> [Exercise requirements] Each line of the material holding the word "Genel" must be identified and copied.

[Start of Attachment]

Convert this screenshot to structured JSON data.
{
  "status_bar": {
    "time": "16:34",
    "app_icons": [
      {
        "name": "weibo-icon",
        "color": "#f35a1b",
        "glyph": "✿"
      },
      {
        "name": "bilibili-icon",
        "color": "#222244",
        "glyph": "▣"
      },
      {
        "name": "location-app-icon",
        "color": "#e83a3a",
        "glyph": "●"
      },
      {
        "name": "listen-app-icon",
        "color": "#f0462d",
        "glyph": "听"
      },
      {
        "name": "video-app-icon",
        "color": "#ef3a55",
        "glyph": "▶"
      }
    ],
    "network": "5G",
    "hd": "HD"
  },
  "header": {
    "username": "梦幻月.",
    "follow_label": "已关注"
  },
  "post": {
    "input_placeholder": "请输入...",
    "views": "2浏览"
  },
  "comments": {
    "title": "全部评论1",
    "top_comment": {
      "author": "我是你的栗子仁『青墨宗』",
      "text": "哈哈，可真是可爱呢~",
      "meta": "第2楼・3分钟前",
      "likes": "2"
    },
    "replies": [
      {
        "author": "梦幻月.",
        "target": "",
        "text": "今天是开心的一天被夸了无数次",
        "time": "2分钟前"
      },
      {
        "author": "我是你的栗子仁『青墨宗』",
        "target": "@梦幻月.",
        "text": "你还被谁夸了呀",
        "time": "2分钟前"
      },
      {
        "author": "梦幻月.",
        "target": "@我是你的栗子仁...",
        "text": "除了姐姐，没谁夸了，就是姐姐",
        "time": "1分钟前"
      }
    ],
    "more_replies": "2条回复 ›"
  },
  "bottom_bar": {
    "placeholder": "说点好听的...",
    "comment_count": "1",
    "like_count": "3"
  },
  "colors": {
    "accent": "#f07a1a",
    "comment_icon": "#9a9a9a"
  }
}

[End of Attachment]
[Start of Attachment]

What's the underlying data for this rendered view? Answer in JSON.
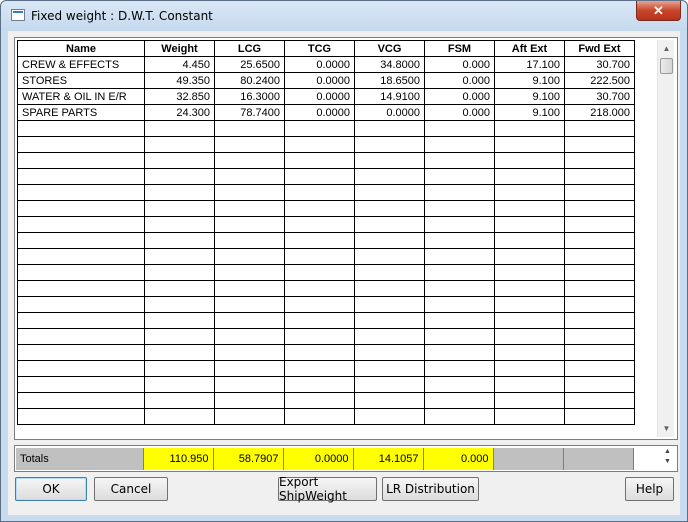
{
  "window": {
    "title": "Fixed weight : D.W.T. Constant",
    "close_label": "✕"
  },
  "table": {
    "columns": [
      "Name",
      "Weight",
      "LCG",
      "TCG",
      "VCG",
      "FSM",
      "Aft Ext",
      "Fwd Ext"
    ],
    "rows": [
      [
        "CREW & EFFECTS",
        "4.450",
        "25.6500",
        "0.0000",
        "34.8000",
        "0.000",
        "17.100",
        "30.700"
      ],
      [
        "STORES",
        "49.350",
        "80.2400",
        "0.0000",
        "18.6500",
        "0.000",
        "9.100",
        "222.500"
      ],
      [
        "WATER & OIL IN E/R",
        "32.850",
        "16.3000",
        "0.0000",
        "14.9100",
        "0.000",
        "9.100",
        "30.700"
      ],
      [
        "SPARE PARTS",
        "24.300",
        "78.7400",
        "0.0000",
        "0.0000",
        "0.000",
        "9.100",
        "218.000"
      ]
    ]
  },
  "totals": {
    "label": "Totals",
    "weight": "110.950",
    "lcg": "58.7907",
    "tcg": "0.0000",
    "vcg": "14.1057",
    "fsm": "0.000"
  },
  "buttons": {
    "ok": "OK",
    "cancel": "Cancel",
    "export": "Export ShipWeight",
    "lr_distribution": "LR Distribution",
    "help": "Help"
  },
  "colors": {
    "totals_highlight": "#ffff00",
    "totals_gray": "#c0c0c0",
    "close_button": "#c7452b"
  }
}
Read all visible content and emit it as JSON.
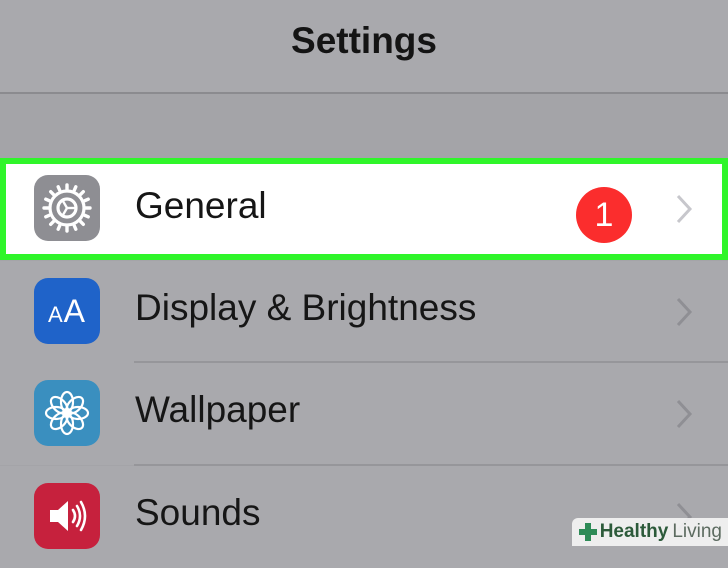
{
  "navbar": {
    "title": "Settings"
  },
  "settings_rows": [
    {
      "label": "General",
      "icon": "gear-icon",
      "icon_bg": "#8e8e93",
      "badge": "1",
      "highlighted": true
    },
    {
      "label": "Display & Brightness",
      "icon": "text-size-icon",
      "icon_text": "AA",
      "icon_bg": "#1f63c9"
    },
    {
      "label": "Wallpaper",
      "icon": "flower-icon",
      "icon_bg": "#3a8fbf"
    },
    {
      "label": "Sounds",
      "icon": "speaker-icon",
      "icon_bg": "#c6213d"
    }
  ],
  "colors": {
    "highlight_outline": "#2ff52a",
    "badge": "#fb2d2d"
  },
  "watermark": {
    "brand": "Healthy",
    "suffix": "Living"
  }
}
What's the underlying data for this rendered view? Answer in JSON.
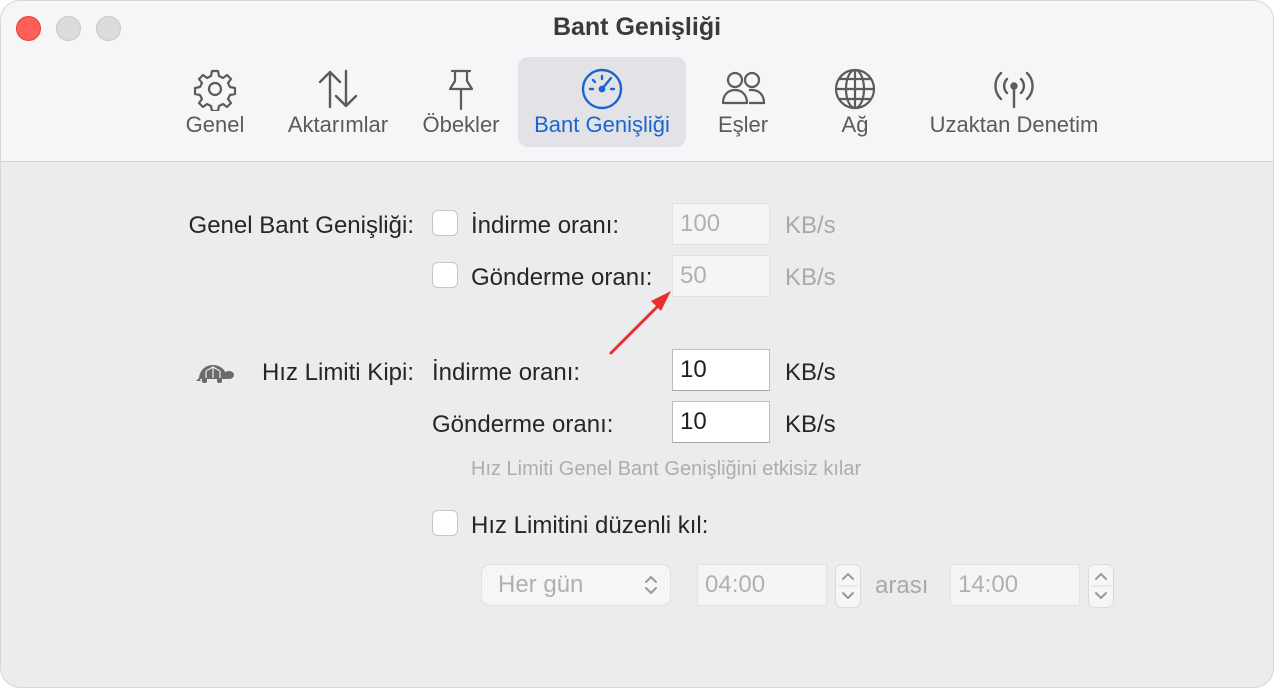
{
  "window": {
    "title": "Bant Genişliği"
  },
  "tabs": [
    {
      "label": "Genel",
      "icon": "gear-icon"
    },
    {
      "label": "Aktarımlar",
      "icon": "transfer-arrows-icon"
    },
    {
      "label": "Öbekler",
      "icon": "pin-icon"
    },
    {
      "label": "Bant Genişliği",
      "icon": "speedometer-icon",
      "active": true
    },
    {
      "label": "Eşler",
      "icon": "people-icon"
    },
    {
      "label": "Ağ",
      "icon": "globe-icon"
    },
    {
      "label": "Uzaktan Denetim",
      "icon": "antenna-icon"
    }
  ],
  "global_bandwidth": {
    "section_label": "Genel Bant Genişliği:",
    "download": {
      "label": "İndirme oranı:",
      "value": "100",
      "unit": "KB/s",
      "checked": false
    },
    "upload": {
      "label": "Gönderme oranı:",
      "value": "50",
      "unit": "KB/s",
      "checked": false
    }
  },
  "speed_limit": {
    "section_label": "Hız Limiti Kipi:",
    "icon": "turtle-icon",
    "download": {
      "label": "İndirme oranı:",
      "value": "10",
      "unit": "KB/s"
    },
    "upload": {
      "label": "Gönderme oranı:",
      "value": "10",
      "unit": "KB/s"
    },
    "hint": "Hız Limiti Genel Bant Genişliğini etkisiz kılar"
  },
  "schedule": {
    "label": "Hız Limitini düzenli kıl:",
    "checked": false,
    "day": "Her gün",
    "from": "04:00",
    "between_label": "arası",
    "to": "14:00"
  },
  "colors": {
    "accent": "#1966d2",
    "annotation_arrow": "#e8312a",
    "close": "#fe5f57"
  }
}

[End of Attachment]

> [Answer area]
      "label": "Genel",
    "section_label": "Genel Bant Genişliği:",
    "hint": "Hız Limiti Genel Bant Genişliğini etkisiz kılar"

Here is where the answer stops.